The final essay in the volume and, to my mind, the best, is Carolyn Sargentson’s “Looking at Furniture Inside Out: Strategies of Secrecy and Security in Eighteenth-Century French Furniture.” Sargentson examines the tension inherent in the existence of locking furniture, largely by exploring in detail the ingenious and complex locking mechanisms found on a secretaire attributed to Guillaume Benneman of Paris and made circa 1785–1790 and a combined jewel casket, secretaire, and writing table made by Jean-Henri Riesener in Paris circa 1775. What I find most fascinating about this article is the close reading of the objects themselves, and how the questions Sargentson addresses are the questions that arise from her detailed examination of the furniture. Why did craftsmen expend so much energy, and patrons so much expense, on the creation of elaborate locking mechanisms—mechanisms that required an intimate knowledge of a specific piece of furniture and its hidden spaces? Sargentson discusses the dynamic and protective role of furniture in households “whose harmony appears to have been dependent on ideals of trust and confidentiality” between husband and wife, master and servant (p. 226). High-performance locks and mechanisms were “empowered actors in the drama and performance of safeguarding spaces and possessions . . . acting as guardians of protected spaces even when the house or key holder was absent” (p. 226). Sargentson notes that in some cases the release of these locks could produce so much force that persons unaware of their operation could be startled or even injured. Some pieces, once opened, could be closed only by their owners. The owner then could easily detect any violation of his or her secret space. She concludes that “[r]ather than these objects simply being part of a linear progression toward more specialized function in furniture, toward the design of smaller more mobile objects . . . and part of a development of writing furniture forms in general . . . they must also be read as having had the potential to be active players on the domestic stage” (pp. 232–33).

Here, in fact, is the conclusion of all the articles in this volume: furniture matters, because furniture helps us to order our lives. These thought-provoking essays will, one hopes, inspire more scholarship in this vein. The best works, those like Sargentson’s, not only explore references in literature and painting to furniture as a social agent but involve detailed examination of the physical attributes and ingenious construction of eighteenth-century furniture forms.

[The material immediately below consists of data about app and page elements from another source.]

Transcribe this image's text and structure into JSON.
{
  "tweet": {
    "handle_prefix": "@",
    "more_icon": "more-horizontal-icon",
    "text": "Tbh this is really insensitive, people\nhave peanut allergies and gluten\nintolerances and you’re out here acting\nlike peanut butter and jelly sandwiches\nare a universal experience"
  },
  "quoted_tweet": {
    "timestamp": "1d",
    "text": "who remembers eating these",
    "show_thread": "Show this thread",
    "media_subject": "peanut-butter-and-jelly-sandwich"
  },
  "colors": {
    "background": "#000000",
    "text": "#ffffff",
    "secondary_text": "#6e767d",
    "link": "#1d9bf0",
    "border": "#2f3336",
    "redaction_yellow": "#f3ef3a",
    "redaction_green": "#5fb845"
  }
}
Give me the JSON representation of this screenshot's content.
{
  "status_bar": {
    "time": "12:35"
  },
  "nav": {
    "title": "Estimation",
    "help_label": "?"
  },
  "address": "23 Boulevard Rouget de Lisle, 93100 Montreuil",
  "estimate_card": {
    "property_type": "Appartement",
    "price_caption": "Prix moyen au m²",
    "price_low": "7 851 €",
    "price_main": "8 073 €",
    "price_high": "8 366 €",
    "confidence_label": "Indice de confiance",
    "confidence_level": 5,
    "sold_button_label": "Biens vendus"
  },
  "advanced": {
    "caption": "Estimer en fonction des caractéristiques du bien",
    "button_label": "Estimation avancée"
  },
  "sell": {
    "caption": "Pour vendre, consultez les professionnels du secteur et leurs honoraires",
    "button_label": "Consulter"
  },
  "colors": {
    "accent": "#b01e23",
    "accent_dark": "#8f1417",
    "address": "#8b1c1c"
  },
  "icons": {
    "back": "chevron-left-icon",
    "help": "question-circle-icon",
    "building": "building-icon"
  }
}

When these studies are the result of the work of scholars with a thorough knowledge of the objects, they can help us to ask questions—the questions that the objects themselves present—that will allow furniture to tell us even more about societies of the past.

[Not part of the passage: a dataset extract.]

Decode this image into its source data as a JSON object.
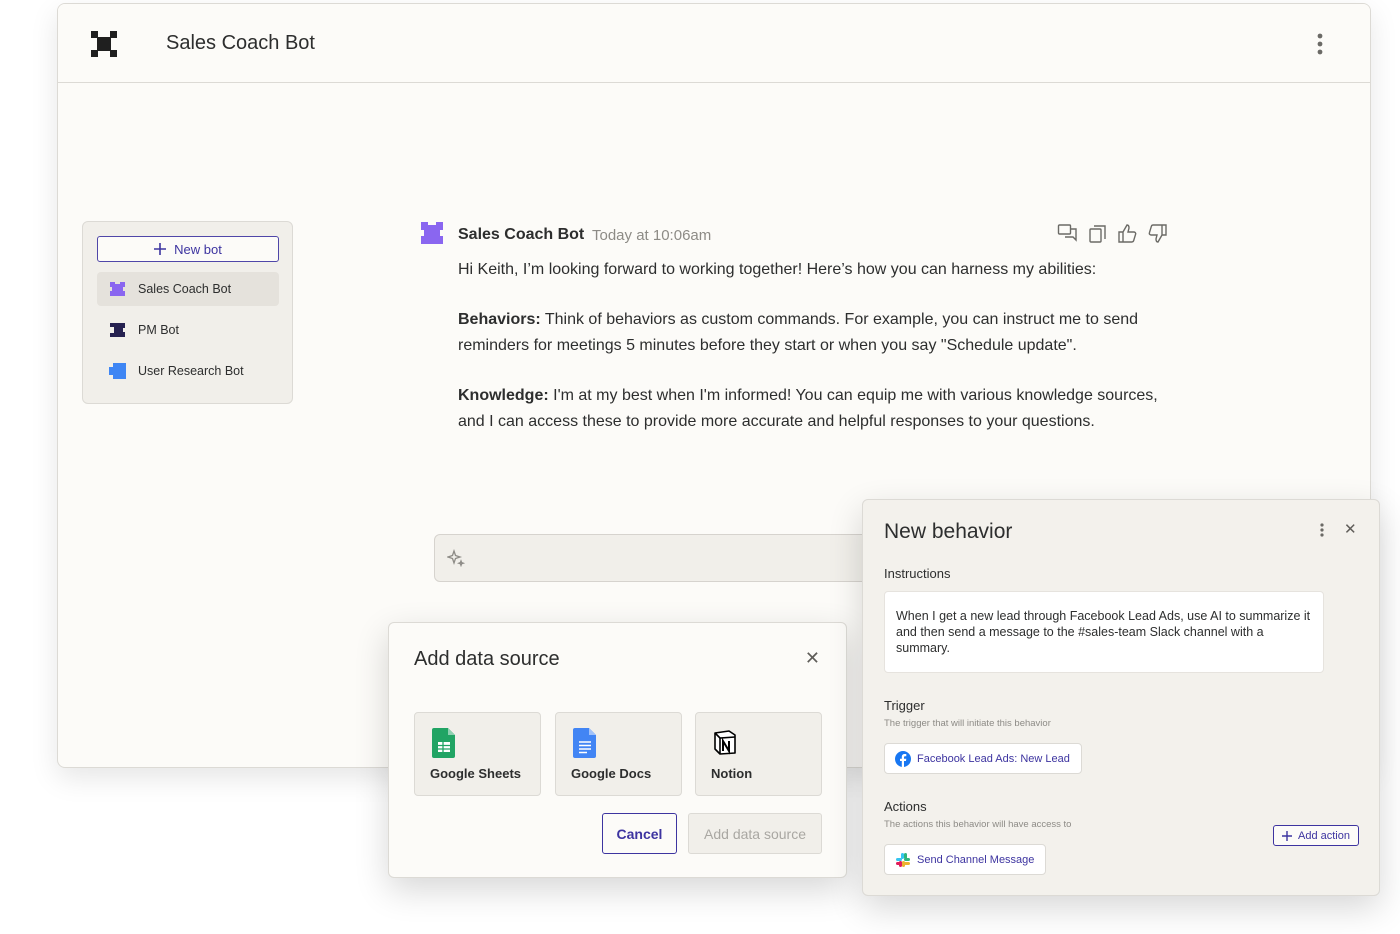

Barbara McLean Ward
Moffatt-Ladd House and Garden
Tufts University

American Furniture 2008